┌─ DATA FOR THIS TASK
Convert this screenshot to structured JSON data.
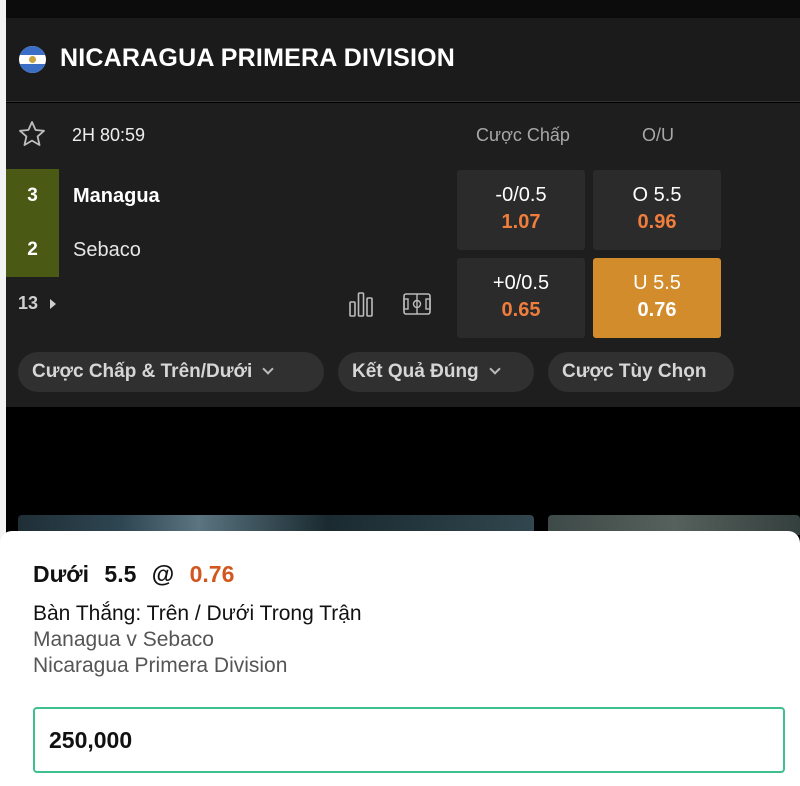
{
  "league": {
    "title": "NICARAGUA PRIMERA DIVISION",
    "flag_icon": "nicaragua-flag-icon",
    "flag_colors": [
      "#3b6fc5",
      "#ffffff",
      "#c9a33b"
    ]
  },
  "match": {
    "time": "2H 80:59",
    "home": {
      "name": "Managua",
      "score": "3"
    },
    "away": {
      "name": "Sebaco",
      "score": "2"
    },
    "more_markets": "13",
    "headers": {
      "handicap": "Cược Chấp",
      "over_under": "O/U"
    },
    "odds": [
      {
        "line": "-0/0.5",
        "price": "1.07",
        "selected": false
      },
      {
        "line": "O 5.5",
        "price": "0.96",
        "selected": false
      },
      {
        "line": "+0/0.5",
        "price": "0.65",
        "selected": false
      },
      {
        "line": "U 5.5",
        "price": "0.76",
        "selected": true
      }
    ],
    "filters": [
      "Cược Chấp & Trên/Dưới",
      "Kết Quả Đúng",
      "Cược Tùy Chọn"
    ]
  },
  "betslip": {
    "selection": "Dưới",
    "line": "5.5",
    "at": "@",
    "price": "0.76",
    "market": "Bàn Thắng: Trên / Dưới Trong Trận",
    "fixture": "Managua v Sebaco",
    "competition": "Nicaragua Primera Division",
    "stake": "250,000"
  },
  "colors": {
    "accent_orange": "#f07d3c",
    "selected_odd": "#d38c2c",
    "score_bg": "#4a5a14",
    "stake_border": "#3fbf8e"
  }
}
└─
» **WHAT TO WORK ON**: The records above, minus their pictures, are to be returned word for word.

» **TASK RESPONSE**:
Convert this screenshot to structured JSON data.
{
  "league": {
    "title": "NICARAGUA PRIMERA DIVISION",
    "flag_icon": "nicaragua-flag-icon",
    "flag_colors": [
      "#3b6fc5",
      "#ffffff",
      "#c9a33b"
    ]
  },
  "match": {
    "time": "2H 80:59",
    "home": {
      "name": "Managua",
      "score": "3"
    },
    "away": {
      "name": "Sebaco",
      "score": "2"
    },
    "more_markets": "13",
    "headers": {
      "handicap": "Cược Chấp",
      "over_under": "O/U"
    },
    "odds": [
      {
        "line": "-0/0.5",
        "price": "1.07",
        "selected": false
      },
      {
        "line": "O 5.5",
        "price": "0.96",
        "selected": false
      },
      {
        "line": "+0/0.5",
        "price": "0.65",
        "selected": false
      },
      {
        "line": "U 5.5",
        "price": "0.76",
        "selected": true
      }
    ],
    "filters": [
      "Cược Chấp & Trên/Dưới",
      "Kết Quả Đúng",
      "Cược Tùy Chọn"
    ]
  },
  "betslip": {
    "selection": "Dưới",
    "line": "5.5",
    "at": "@",
    "price": "0.76",
    "market": "Bàn Thắng: Trên / Dưới Trong Trận",
    "fixture": "Managua v Sebaco",
    "competition": "Nicaragua Primera Division",
    "stake": "250,000"
  },
  "colors": {
    "accent_orange": "#f07d3c",
    "selected_odd": "#d38c2c",
    "score_bg": "#4a5a14",
    "stake_border": "#3fbf8e"
  }
}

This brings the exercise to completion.